WHAT YOU HAVE TO DO.
A word-for-word restatement of every entry is what is needed here.
MATERIAL FOR THIS EXERCISE section start
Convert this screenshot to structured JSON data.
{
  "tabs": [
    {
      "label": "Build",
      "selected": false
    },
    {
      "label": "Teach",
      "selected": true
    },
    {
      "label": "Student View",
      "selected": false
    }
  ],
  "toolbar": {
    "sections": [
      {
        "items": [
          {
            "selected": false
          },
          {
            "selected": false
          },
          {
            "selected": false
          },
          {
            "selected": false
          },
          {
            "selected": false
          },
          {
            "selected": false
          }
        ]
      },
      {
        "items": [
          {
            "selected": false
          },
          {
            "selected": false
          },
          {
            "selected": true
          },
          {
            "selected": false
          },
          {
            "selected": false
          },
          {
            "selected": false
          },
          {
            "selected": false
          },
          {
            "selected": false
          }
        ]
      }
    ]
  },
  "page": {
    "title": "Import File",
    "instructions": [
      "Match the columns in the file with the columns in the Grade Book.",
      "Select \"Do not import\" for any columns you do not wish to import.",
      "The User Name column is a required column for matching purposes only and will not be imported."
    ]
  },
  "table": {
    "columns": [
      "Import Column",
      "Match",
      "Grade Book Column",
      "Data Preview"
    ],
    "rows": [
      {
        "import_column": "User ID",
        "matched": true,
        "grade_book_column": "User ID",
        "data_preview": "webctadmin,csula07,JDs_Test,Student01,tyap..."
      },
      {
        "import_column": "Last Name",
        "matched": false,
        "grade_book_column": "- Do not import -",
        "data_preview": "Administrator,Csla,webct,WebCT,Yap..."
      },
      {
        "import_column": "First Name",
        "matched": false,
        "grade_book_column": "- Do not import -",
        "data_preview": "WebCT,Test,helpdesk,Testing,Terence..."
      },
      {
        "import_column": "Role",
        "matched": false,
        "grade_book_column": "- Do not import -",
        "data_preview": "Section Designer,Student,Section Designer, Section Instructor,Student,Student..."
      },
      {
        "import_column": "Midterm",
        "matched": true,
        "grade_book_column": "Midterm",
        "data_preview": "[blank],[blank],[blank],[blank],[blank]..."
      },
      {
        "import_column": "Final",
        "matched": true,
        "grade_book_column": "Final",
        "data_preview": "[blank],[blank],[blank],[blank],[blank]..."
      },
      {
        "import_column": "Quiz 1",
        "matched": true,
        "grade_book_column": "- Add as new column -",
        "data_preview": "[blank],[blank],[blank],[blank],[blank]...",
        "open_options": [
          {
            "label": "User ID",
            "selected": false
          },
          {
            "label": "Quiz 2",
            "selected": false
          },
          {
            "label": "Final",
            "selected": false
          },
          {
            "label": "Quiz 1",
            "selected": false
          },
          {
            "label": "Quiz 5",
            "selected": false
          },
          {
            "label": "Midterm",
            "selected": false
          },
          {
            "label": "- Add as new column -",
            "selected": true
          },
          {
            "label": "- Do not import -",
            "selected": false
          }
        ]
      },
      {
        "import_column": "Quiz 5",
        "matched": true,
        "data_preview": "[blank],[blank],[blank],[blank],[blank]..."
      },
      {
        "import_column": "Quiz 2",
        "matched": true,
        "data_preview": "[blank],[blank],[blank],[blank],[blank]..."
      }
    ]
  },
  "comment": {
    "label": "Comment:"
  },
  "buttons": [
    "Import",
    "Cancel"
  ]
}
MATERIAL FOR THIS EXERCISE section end
TASK OUTPUT.
Convert this screenshot to structured JSON data.
{
  "tabs": [
    {
      "label": "Build",
      "selected": false
    },
    {
      "label": "Teach",
      "selected": true
    },
    {
      "label": "Student View",
      "selected": false
    }
  ],
  "toolbar": {
    "sections": [
      {
        "items": [
          {
            "selected": false
          },
          {
            "selected": false
          },
          {
            "selected": false
          },
          {
            "selected": false
          },
          {
            "selected": false
          },
          {
            "selected": false
          }
        ]
      },
      {
        "items": [
          {
            "selected": false
          },
          {
            "selected": false
          },
          {
            "selected": true
          },
          {
            "selected": false
          },
          {
            "selected": false
          },
          {
            "selected": false
          },
          {
            "selected": false
          },
          {
            "selected": false
          }
        ]
      }
    ]
  },
  "page": {
    "title": "Import File",
    "instructions": [
      "Match the columns in the file with the columns in the Grade Book.",
      "Select \"Do not import\" for any columns you do not wish to import.",
      "The User Name column is a required column for matching purposes only and will not be imported."
    ]
  },
  "table": {
    "columns": [
      "Import Column",
      "Match",
      "Grade Book Column",
      "Data Preview"
    ],
    "rows": [
      {
        "import_column": "User ID",
        "matched": true,
        "grade_book_column": "User ID",
        "data_preview": "webctadmin,csula07,JDs_Test,Student01,tyap..."
      },
      {
        "import_column": "Last Name",
        "matched": false,
        "grade_book_column": "- Do not import -",
        "data_preview": "Administrator,Csla,webct,WebCT,Yap..."
      },
      {
        "import_column": "First Name",
        "matched": false,
        "grade_book_column": "- Do not import -",
        "data_preview": "WebCT,Test,helpdesk,Testing,Terence..."
      },
      {
        "import_column": "Role",
        "matched": false,
        "grade_book_column": "- Do not import -",
        "data_preview": "Section Designer,Student,Section Designer, Section Instructor,Student,Student..."
      },
      {
        "import_column": "Midterm",
        "matched": true,
        "grade_book_column": "Midterm",
        "data_preview": "[blank],[blank],[blank],[blank],[blank]..."
      },
      {
        "import_column": "Final",
        "matched": true,
        "grade_book_column": "Final",
        "data_preview": "[blank],[blank],[blank],[blank],[blank]..."
      },
      {
        "import_column": "Quiz 1",
        "matched": true,
        "grade_book_column": "- Add as new column -",
        "data_preview": "[blank],[blank],[blank],[blank],[blank]...",
        "open_options": [
          {
            "label": "User ID",
            "selected": false
          },
          {
            "label": "Quiz 2",
            "selected": false
          },
          {
            "label": "Final",
            "selected": false
          },
          {
            "label": "Quiz 1",
            "selected": false
          },
          {
            "label": "Quiz 5",
            "selected": false
          },
          {
            "label": "Midterm",
            "selected": false
          },
          {
            "label": "- Add as new column -",
            "selected": true
          },
          {
            "label": "- Do not import -",
            "selected": false
          }
        ]
      },
      {
        "import_column": "Quiz 5",
        "matched": true,
        "data_preview": "[blank],[blank],[blank],[blank],[blank]..."
      },
      {
        "import_column": "Quiz 2",
        "matched": true,
        "data_preview": "[blank],[blank],[blank],[blank],[blank]..."
      }
    ]
  },
  "comment": {
    "label": "Comment:"
  },
  "buttons": [
    "Import",
    "Cancel"
  ]
}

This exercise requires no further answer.